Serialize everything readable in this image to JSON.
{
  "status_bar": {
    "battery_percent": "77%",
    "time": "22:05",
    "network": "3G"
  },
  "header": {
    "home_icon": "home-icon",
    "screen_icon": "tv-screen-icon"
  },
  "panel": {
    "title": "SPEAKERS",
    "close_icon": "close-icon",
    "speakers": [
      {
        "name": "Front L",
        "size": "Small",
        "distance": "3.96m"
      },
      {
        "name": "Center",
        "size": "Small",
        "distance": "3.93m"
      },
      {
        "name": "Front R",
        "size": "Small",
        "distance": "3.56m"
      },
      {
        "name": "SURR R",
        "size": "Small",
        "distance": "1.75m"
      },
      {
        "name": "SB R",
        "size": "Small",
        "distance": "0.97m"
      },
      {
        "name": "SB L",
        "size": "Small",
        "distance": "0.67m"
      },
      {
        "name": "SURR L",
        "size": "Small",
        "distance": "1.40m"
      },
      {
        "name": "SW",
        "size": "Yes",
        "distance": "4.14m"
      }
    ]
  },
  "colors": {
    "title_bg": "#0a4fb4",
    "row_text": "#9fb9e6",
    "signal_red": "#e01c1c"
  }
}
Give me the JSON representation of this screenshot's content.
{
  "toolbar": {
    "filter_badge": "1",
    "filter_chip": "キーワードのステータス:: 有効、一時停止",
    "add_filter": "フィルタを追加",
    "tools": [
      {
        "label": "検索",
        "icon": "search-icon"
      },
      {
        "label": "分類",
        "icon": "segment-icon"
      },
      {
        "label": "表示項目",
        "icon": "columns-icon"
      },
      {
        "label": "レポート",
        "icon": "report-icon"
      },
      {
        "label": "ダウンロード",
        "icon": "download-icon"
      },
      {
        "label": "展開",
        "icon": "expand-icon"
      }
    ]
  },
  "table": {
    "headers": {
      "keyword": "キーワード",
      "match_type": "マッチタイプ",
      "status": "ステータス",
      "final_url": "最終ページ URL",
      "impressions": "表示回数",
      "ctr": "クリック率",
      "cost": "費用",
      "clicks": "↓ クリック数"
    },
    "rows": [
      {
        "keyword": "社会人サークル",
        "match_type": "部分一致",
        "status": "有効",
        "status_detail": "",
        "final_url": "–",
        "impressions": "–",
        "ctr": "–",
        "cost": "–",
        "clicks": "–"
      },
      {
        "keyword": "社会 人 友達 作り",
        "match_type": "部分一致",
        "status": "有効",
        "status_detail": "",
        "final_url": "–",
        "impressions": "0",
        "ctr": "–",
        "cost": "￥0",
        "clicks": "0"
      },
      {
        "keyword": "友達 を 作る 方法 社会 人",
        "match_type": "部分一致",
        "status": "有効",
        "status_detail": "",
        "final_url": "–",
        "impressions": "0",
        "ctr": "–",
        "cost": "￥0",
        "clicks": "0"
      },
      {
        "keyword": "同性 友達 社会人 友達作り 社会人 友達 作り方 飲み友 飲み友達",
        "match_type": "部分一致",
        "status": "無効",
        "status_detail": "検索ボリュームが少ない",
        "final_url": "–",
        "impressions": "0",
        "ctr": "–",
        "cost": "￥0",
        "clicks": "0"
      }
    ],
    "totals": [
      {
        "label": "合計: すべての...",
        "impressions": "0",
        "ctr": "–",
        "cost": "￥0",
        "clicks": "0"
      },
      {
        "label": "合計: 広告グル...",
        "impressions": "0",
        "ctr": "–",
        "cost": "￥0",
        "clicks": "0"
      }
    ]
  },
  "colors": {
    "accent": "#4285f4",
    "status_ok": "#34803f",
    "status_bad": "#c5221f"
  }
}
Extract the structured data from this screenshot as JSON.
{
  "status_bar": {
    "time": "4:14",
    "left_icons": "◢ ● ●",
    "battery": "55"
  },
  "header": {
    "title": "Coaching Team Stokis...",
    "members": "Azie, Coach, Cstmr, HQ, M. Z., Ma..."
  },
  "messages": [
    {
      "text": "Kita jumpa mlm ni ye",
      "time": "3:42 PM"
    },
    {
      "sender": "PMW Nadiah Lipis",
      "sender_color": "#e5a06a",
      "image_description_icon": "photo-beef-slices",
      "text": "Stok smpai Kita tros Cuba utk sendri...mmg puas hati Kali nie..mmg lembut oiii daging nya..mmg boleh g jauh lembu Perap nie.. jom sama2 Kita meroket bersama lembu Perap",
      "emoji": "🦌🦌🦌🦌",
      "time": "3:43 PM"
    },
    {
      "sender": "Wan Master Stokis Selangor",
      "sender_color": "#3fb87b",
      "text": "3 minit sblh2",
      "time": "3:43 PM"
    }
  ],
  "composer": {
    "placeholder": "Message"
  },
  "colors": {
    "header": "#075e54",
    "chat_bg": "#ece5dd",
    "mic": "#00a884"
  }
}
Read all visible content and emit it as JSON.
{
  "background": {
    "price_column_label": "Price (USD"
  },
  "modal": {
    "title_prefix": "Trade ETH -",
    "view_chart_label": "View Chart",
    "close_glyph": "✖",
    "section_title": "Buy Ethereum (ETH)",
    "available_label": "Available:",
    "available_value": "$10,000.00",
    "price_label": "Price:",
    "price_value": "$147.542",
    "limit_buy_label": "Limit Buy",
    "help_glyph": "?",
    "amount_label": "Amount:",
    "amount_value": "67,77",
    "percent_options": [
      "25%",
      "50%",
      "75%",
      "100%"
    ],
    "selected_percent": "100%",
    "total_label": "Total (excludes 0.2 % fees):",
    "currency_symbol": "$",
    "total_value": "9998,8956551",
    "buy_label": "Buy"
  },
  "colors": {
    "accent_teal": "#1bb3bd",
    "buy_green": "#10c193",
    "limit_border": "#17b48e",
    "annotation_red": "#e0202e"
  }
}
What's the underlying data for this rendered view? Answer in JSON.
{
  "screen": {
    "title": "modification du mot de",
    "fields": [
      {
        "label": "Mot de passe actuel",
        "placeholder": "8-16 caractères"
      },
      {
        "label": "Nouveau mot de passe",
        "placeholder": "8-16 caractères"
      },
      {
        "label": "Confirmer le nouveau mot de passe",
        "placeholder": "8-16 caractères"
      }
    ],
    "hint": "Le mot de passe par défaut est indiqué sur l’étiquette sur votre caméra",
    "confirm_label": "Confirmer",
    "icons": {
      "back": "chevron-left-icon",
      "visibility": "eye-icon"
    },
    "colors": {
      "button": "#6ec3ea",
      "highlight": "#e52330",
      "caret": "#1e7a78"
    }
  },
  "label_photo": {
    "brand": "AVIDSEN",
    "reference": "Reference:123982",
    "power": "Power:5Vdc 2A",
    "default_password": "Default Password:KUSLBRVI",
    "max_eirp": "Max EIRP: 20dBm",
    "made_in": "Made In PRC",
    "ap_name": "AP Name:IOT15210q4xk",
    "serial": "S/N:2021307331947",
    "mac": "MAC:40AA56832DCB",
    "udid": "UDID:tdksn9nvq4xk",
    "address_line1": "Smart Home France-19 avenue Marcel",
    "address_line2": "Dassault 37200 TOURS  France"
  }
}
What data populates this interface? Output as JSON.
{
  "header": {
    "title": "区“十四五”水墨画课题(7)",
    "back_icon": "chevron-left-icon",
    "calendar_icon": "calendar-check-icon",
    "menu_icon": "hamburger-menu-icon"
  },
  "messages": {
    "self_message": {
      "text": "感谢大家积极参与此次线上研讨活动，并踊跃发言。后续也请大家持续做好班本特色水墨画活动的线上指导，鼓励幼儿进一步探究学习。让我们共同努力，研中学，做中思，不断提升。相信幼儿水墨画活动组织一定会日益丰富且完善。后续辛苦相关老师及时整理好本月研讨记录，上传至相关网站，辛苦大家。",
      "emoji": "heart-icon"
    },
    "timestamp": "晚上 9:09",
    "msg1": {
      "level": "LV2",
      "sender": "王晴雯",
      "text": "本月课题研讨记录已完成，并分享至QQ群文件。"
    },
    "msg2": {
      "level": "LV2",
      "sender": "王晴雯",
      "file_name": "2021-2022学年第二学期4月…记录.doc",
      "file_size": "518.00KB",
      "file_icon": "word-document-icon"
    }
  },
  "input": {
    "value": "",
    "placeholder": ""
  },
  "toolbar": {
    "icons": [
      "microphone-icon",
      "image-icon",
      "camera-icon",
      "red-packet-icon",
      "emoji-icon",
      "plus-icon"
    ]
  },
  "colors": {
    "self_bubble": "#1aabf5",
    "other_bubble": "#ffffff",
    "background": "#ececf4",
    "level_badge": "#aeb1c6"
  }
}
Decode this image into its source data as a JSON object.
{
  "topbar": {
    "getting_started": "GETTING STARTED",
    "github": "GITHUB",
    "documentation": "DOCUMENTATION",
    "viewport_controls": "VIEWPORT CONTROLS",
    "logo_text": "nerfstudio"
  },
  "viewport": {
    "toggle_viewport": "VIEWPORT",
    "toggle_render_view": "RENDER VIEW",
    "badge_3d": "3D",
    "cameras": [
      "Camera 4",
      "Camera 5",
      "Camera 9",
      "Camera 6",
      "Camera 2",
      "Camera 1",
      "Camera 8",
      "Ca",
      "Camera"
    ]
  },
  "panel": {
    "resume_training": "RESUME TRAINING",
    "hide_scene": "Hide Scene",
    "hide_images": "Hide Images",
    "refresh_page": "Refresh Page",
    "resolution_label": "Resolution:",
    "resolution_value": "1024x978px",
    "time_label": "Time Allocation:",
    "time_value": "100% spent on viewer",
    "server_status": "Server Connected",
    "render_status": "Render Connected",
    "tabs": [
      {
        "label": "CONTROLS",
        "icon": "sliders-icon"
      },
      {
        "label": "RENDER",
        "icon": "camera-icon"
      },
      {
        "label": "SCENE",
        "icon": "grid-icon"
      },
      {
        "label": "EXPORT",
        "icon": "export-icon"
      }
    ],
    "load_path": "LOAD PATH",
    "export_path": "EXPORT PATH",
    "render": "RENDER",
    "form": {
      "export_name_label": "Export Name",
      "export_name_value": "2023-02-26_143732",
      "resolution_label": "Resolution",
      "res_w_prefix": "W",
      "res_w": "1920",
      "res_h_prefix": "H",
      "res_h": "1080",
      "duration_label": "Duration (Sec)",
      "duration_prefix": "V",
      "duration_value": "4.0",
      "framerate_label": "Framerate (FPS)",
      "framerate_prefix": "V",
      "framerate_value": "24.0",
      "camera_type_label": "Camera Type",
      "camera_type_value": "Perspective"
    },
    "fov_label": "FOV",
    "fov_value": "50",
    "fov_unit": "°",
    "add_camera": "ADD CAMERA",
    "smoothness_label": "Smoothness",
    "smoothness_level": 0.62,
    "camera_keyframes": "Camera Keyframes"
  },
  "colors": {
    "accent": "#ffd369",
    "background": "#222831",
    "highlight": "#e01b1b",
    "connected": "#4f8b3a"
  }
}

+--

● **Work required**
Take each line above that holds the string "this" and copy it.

● **Answer**
Serialize everything readable in this image to JSON.
Give me the JSON representation of this screenshot's content.
Extract the structured data from this screenshot as JSON.
What's the underlying data for this rendered view? Answer in JSON.
What data populates this interface? Output as JSON.
Decode this image into its source data as a JSON object.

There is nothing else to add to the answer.